History, someone once said, is just the record of what one age finds interesting in another. If that's true, then the Channel 4 TV Planning Awards will have earned their place in media history. They throw a spotlight on the art of TV planning, a phenomenon that is obsessing our community. Campaign is proud to be associated with them.
Trying to establish where media as a specialist skill is today is not easy. It seems that media has come a very long way in many areas, but it is in danger of becoming disconnected from creativity and risks being squashed into a box that is just too small.
Meanwhile, challenges to advertising are everywhere: ad-avoidance technologies (such as personal video recorders), distribution of content over the internet, falling newspaper readership, satellite radio, consumers watching DVDs instead of visiting cinemas, and so on.
The truth is, these are marginal threats at the moment in most world media markets (and barely relevant in some), but they have to be taken seriously in the long term, and are already stimulating forward-thinking media owners, such as Channel 4, to come up with creative ways of reaching and stimulating their audiences, both consumer and trade.
In this awards scheme, there is no need for the media planner to qualify him or herself with the blunt huge numbers that they represent.
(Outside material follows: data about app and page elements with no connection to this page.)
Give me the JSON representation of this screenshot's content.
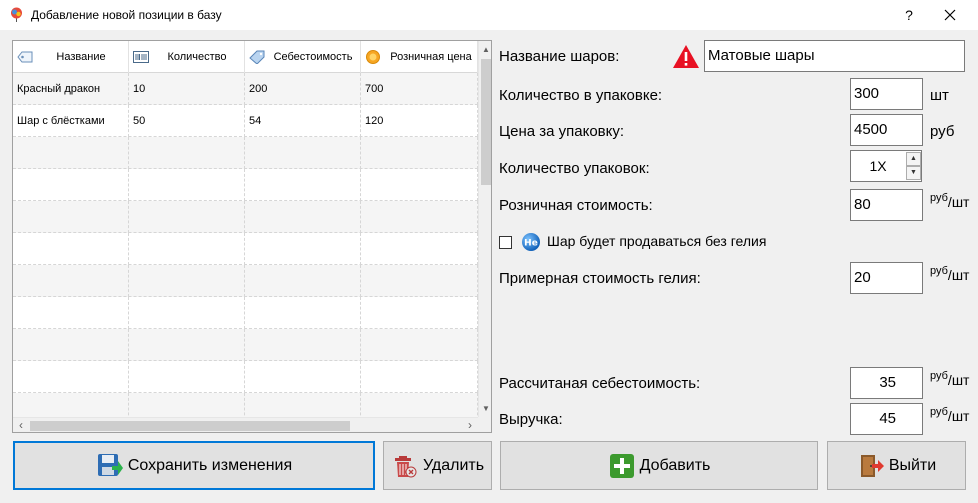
{
  "window": {
    "title": "Добавление новой позиции в базу",
    "help_label": "?",
    "icon": "balloon-icon"
  },
  "table": {
    "columns": [
      {
        "label": "Название",
        "icon": "tag-icon"
      },
      {
        "label": "Количество",
        "icon": "barcode-icon"
      },
      {
        "label": "Себестоимость",
        "icon": "price-tag-icon"
      },
      {
        "label": "Розничная цена",
        "icon": "coin-icon"
      }
    ],
    "rows": [
      [
        "Красный дракон",
        "10",
        "200",
        "700"
      ],
      [
        "Шар с блёстками",
        "50",
        "54",
        "120"
      ]
    ],
    "scroll_up": "▲",
    "scroll_down": "▼",
    "scroll_left": "‹",
    "scroll_right": "›"
  },
  "form": {
    "name_label": "Название шаров:",
    "name_value": "Матовые шары",
    "qty_label": "Количество в упаковке:",
    "qty_value": "300",
    "qty_unit": "шт",
    "price_label": "Цена за упаковку:",
    "price_value": "4500",
    "price_unit": "руб",
    "packs_label": "Количество упаковок:",
    "packs_value": "1X",
    "retail_label": "Розничная стоимость:",
    "retail_value": "80",
    "no_helium_label": "Шар будет продаваться без гелия",
    "no_helium_checked": false,
    "helium_label": "Примерная стоимость гелия:",
    "helium_value": "20",
    "cost_label": "Рассчитаная себестоимость:",
    "cost_value": "35",
    "revenue_label": "Выручка:",
    "revenue_value": "45",
    "unit_top": "руб",
    "unit_bottom": "шт"
  },
  "buttons": {
    "save": "Сохранить изменения",
    "delete": "Удалить",
    "add": "Добавить",
    "exit": "Выйти"
  },
  "colors": {
    "accent": "#0078d7",
    "warning": "#e81123",
    "add_green": "#3c9a2e"
  }
}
Rather, they can try to explain the secrets of strategic planning through the 1,000-word essay - a whole new approach and, as the growing number of entries testify, an increasingly relevant one.
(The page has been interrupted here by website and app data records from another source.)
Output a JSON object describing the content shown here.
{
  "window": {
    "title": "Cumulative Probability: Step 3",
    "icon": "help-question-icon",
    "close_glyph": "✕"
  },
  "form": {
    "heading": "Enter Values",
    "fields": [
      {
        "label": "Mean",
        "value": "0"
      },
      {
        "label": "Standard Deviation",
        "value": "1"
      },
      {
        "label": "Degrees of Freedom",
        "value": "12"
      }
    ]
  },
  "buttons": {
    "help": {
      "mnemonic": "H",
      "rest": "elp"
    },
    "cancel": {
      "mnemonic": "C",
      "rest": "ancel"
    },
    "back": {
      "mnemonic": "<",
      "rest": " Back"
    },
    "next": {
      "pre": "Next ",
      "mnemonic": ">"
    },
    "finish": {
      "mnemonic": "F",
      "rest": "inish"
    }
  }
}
Finally, a few thank yous. First, to Channel 4's head of strategic sales, Mike Parker, and to its strategic sales manager, Peter Clark. They have displayed an enthusiasm for these awards that goes well beyond the call of duty. Thanks also to John Billett, who chaired the deliberations with remarkable tact, given the provocation of a hugely talented and opinionated jury. Enjoy the read.